Friday, April 16, 2010

"Nationalize the American Energy Industry"

I'm not quoting Chairman Mao, believe it or not, but rather Brad Delong's blog. It's possible that this is hyperbole, but I'll take this literally for now, since he has a paragraph that elaborates this idea.

What bothers me is not so much that he is suggesting something economically harmful, though he may be doing that, but more that his justification for this policy is authoritarian in the extreme. He sums up his view thus: "So nationalize—not to expropriate or to penalize the shareholders, but to get this particular selfish and destructive political voice out of American governance." Let that marinate for a little while. If you can justify doing that, imagine all the other things you could justify. What voice is not selfish? Any political voice will eventually be considered destructive by someone, somewhere. Isn't one of the central tenets of liberalism that we tolerate opposing viewpoints in the political sphere even if we vehemently disagree with them? How can Delong continue to claim to be a liberal in any non-Orwellian sense of the word?

This is one of the things that bothers me about the environmentalist movement. They seem to see an existential threat around every corner, and so they can justify just about anything, no matter how extreme. And this didn't start with global warming. Fears of overpopulation have led people to advocate some absolutely unconscionable policies over the years. I hope that one day textbooks will refer to the period we live in as the Green Scare.

This is not to say that global warming isn't real or that there's no reason to do anything to fight it. But there has clearly been an enormous amount of exaggeration. I'm actually quite open to a carbon tax, but it might be nice to see some sort of demonstration first that warming does more harm on net than good. Or at least do a back-of-the-envelope calculation about this, somebody.


  1. This is an old article but it explains a plan that is gaining support as Cap and Trade is being pronounced dead, the "Cap and Dividend" / Cantwell-Collins plan:


  3. This is worth quoting, as it sounds a little more moderate: " In general I am opposed to state-run nationalized industries: that is definitely the private sector’s place, not the government. But the interaction of rent-seeking politics with the flaws of America’s political system have made me willing to make an exception in the case of America’s oil industry..."
    I.e., nationalization is an exception due to special circumstances. I assume you disagree that the circumstances warrant nationalization.

    One point to consider, against DeLong, is that nationalization doesn't always give you as much control as you might like over the influence of the industry in politics. Even in government-run industries (think public schools, for example) you have to contend with the political influence of labor unions.

  4. Thanks for the comments and links, guys.

    Dineen: The cap and dividend idea sounds tolerable to me. One thing I wonder about is at what level do we cap the emissions? Maybe we should give out a huge number and the permits will be close to free.
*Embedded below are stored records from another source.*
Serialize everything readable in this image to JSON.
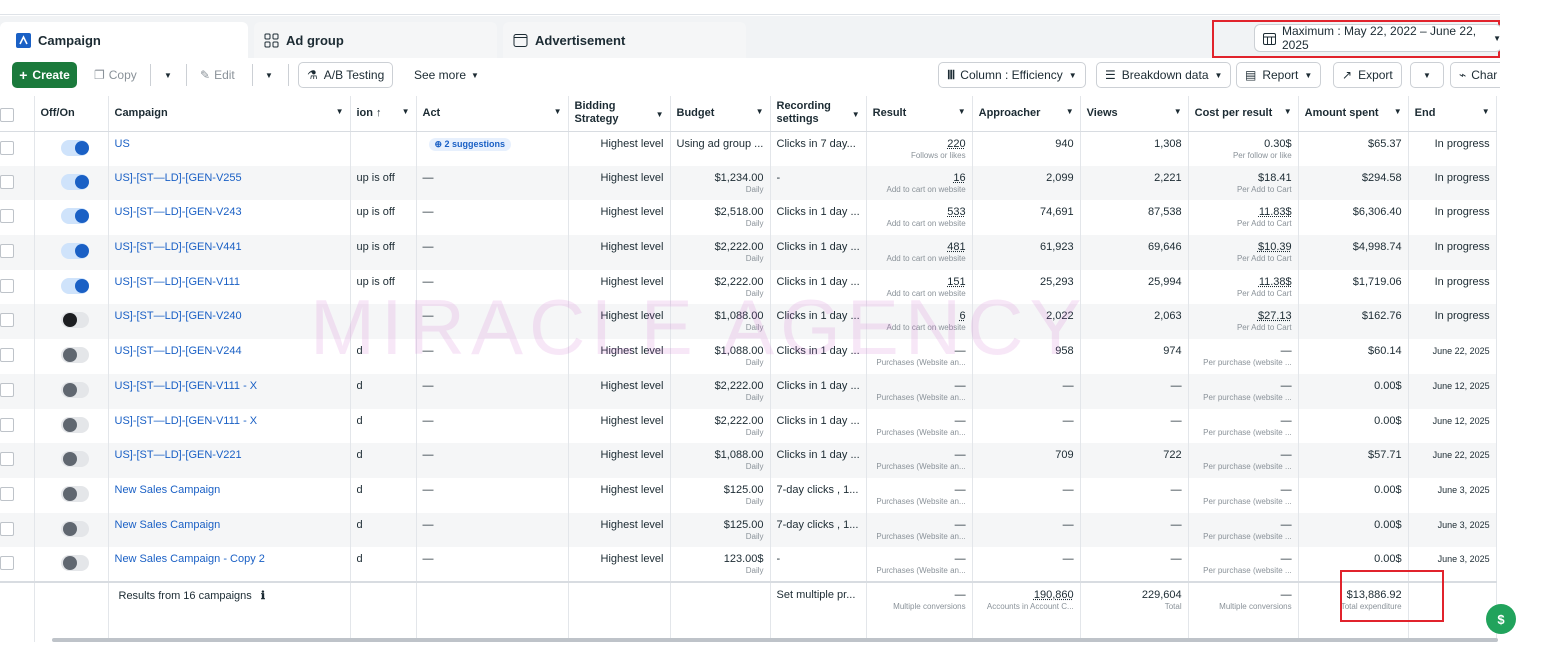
{
  "tabs": [
    {
      "label": "Campaign",
      "icon": "campaign-icon"
    },
    {
      "label": "Ad group",
      "icon": "ad-group-icon"
    },
    {
      "label": "Advertisement",
      "icon": "advertisement-icon"
    }
  ],
  "date_range": "Maximum : May 22, 2022 – June 22, 2025",
  "toolbar": {
    "create": "Create",
    "copy": "Copy",
    "edit": "Edit",
    "ab_testing": "A/B Testing",
    "see_more": "See more",
    "column": "Column : Efficiency",
    "breakdown": "Breakdown data",
    "report": "Report",
    "export": "Export",
    "chart": "Char"
  },
  "columns": {
    "offon": "Off/On",
    "campaign": "Campaign",
    "delivery": "ion ↑",
    "act": "Act",
    "bidding": "Bidding Strategy",
    "budget": "Budget",
    "recording": "Recording settings",
    "result": "Result",
    "approacher": "Approacher",
    "views": "Views",
    "cpr": "Cost per result",
    "spent": "Amount spent",
    "end": "End"
  },
  "rows": [
    {
      "toggle": "on",
      "campaign": "US",
      "delivery": "",
      "act": "2 suggestions",
      "bidding": "Highest level",
      "budget": "Using ad group ...",
      "budget_sub": "",
      "recording": "Clicks in 7 day...",
      "result": "220",
      "result_sub": "Follows or likes",
      "approacher": "940",
      "views": "1,308",
      "cpr": "0.30$",
      "cpr_sub": "Per follow or like",
      "spent": "$65.37",
      "end": "In progress"
    },
    {
      "toggle": "on",
      "campaign": "US]-[ST—LD]-[GEN-V255",
      "delivery": "up is off",
      "act": "—",
      "bidding": "Highest level",
      "budget": "$1,234.00",
      "budget_sub": "Daily",
      "recording": "-",
      "result": "16",
      "result_sub": "Add to cart on website",
      "approacher": "2,099",
      "views": "2,221",
      "cpr": "$18.41",
      "cpr_sub": "Per Add to Cart",
      "spent": "$294.58",
      "end": "In progress"
    },
    {
      "toggle": "on",
      "campaign": "US]-[ST—LD]-[GEN-V243",
      "delivery": "up is off",
      "act": "—",
      "bidding": "Highest level",
      "budget": "$2,518.00",
      "budget_sub": "Daily",
      "recording": "Clicks in 1 day ...",
      "result": "533",
      "result_sub": "Add to cart on website",
      "approacher": "74,691",
      "views": "87,538",
      "cpr": "11.83$",
      "cpr_sub": "Per Add to Cart",
      "spent": "$6,306.40",
      "end": "In progress"
    },
    {
      "toggle": "on",
      "campaign": "US]-[ST—LD]-[GEN-V441",
      "delivery": "up is off",
      "act": "—",
      "bidding": "Highest level",
      "budget": "$2,222.00",
      "budget_sub": "Daily",
      "recording": "Clicks in 1 day ...",
      "result": "481",
      "result_sub": "Add to cart on website",
      "approacher": "61,923",
      "views": "69,646",
      "cpr": "$10.39",
      "cpr_sub": "Per Add to Cart",
      "spent": "$4,998.74",
      "end": "In progress"
    },
    {
      "toggle": "on",
      "campaign": "US]-[ST—LD]-[GEN-V111",
      "delivery": "up is off",
      "act": "—",
      "bidding": "Highest level",
      "budget": "$2,222.00",
      "budget_sub": "Daily",
      "recording": "Clicks in 1 day ...",
      "result": "151",
      "result_sub": "Add to cart on website",
      "approacher": "25,293",
      "views": "25,994",
      "cpr": "11.38$",
      "cpr_sub": "Per Add to Cart",
      "spent": "$1,719.06",
      "end": "In progress"
    },
    {
      "toggle": "offdark",
      "campaign": "US]-[ST—LD]-[GEN-V240",
      "delivery": "",
      "act": "—",
      "bidding": "Highest level",
      "budget": "$1,088.00",
      "budget_sub": "Daily",
      "recording": "Clicks in 1 day ...",
      "result": "6",
      "result_sub": "Add to cart on website",
      "approacher": "2,022",
      "views": "2,063",
      "cpr": "$27.13",
      "cpr_sub": "Per Add to Cart",
      "spent": "$162.76",
      "end": "In progress"
    },
    {
      "toggle": "off",
      "campaign": "US]-[ST—LD]-[GEN-V244",
      "delivery": "d",
      "act": "—",
      "bidding": "Highest level",
      "budget": "$1,088.00",
      "budget_sub": "Daily",
      "recording": "Clicks in 1 day ...",
      "result": "—",
      "result_sub": "Purchases (Website an...",
      "approacher": "958",
      "views": "974",
      "cpr": "—",
      "cpr_sub": "Per purchase (website ...",
      "spent": "$60.14",
      "end": "June 22, 2025"
    },
    {
      "toggle": "off",
      "campaign": "US]-[ST—LD]-[GEN-V111 - X",
      "delivery": "d",
      "act": "—",
      "bidding": "Highest level",
      "budget": "$2,222.00",
      "budget_sub": "Daily",
      "recording": "Clicks in 1 day ...",
      "result": "—",
      "result_sub": "Purchases (Website an...",
      "approacher": "—",
      "views": "—",
      "cpr": "—",
      "cpr_sub": "Per purchase (website ...",
      "spent": "0.00$",
      "end": "June 12, 2025"
    },
    {
      "toggle": "off",
      "campaign": "US]-[ST—LD]-[GEN-V111 - X",
      "delivery": "d",
      "act": "—",
      "bidding": "Highest level",
      "budget": "$2,222.00",
      "budget_sub": "Daily",
      "recording": "Clicks in 1 day ...",
      "result": "—",
      "result_sub": "Purchases (Website an...",
      "approacher": "—",
      "views": "—",
      "cpr": "—",
      "cpr_sub": "Per purchase (website ...",
      "spent": "0.00$",
      "end": "June 12, 2025"
    },
    {
      "toggle": "off",
      "campaign": "US]-[ST—LD]-[GEN-V221",
      "delivery": "d",
      "act": "—",
      "bidding": "Highest level",
      "budget": "$1,088.00",
      "budget_sub": "Daily",
      "recording": "Clicks in 1 day ...",
      "result": "—",
      "result_sub": "Purchases (Website an...",
      "approacher": "709",
      "views": "722",
      "cpr": "—",
      "cpr_sub": "Per purchase (website ...",
      "spent": "$57.71",
      "end": "June 22, 2025"
    },
    {
      "toggle": "off",
      "campaign": "New Sales Campaign",
      "delivery": "d",
      "act": "—",
      "bidding": "Highest level",
      "budget": "$125.00",
      "budget_sub": "Daily",
      "recording": "7-day clicks , 1...",
      "result": "—",
      "result_sub": "Purchases (Website an...",
      "approacher": "—",
      "views": "—",
      "cpr": "—",
      "cpr_sub": "Per purchase (website ...",
      "spent": "0.00$",
      "end": "June 3, 2025"
    },
    {
      "toggle": "off",
      "campaign": "New Sales Campaign",
      "delivery": "d",
      "act": "—",
      "bidding": "Highest level",
      "budget": "$125.00",
      "budget_sub": "Daily",
      "recording": "7-day clicks , 1...",
      "result": "—",
      "result_sub": "Purchases (Website an...",
      "approacher": "—",
      "views": "—",
      "cpr": "—",
      "cpr_sub": "Per purchase (website ...",
      "spent": "0.00$",
      "end": "June 3, 2025"
    },
    {
      "toggle": "off",
      "campaign": "New Sales Campaign - Copy 2",
      "delivery": "d",
      "act": "—",
      "bidding": "Highest level",
      "budget": "123.00$",
      "budget_sub": "Daily",
      "recording": "-",
      "result": "—",
      "result_sub": "Purchases (Website an...",
      "approacher": "—",
      "views": "—",
      "cpr": "—",
      "cpr_sub": "Per purchase (website ...",
      "spent": "0.00$",
      "end": "June 3, 2025"
    }
  ],
  "footer": {
    "campaign": "Results from 16 campaigns",
    "recording": "Set multiple pr...",
    "result": "—",
    "result_sub": "Multiple conversions",
    "approacher": "190,860",
    "approacher_sub": "Accounts in Account C...",
    "views": "229,604",
    "views_sub": "Total",
    "cpr": "—",
    "cpr_sub": "Multiple conversions",
    "spent": "$13,886.92",
    "spent_sub": "Total expenditure"
  },
  "watermark": "MIRACLE AGENCY",
  "colors": {
    "accent": "#1a60c5",
    "create": "#1b7a3c",
    "highlight": "#e1232c"
  }
}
I wouldn't be surprised if the decision ends up being based on almost pure speculation. Who really knows what the social cost of emitting CO2?

    This scheme is not so different from the policy that Mankiw and others support of using the revenue to lower other taxes. Arguably that's better, because lower taxes would incentivize people to work, save, and invest more. Whereas, just handing out money to people regardless of their behavior is not optimal from an economic perspective. But maybe cap and dividend is more politically doable.

    Matt: Yeah, there might be circumstances under which this might be appropriate, but I just haven't seen it justified in any kind of public manner. Maybe there's some calculation somewhere that shows that this makes sense, but I haven't seen it. It might even be cheaper to do nothing and clean up if something bad happens in 100 years. But instead of empirical arguments, we hear about horrible scenarios and we here all sorts of analogies, such as the analogy between WWII and climate change.

    Also, if it's politically difficult to pass cap and trade, how would be politically possible to nationalize Exxon-Mobile and the coal mines et al.

    It's not hard to find scientists, even prominent ones, who are skeptical of the global warming hysteria. Who is Delong not to be skeptical? He's just an economist. Does he know much more about this issue than we do?


  5. A few more comments:

    dineen: If we want to base the policy on some sort of "cosmic justice", maybe we should use the revenue to reduce the deficit. Think about it: Why are we being compensated for CO2 emissions? It doesn't hurt us much as far as I can tell. It might hurt the people living 50 or 100 years hence. Maybe we can compensate them by lower the deficits and preventing them from having a crushing tax burden.

    There might also be a political economy argument against cap and dividend. What if it turns out that a very large % of CO2 emissions come from a small number of people, say people working in manufacturing. There might then be an incentive for the rest of us to vote for pushing the price of carbon up to very high levels: past the "socially optimal" level. Then we get dividends and the emitters pay the bulk of the price.


  6. merc: It may be that it makes sense not to spend a lot of resources solving this problem. I'm not persuaded that we are too dumb to fix this.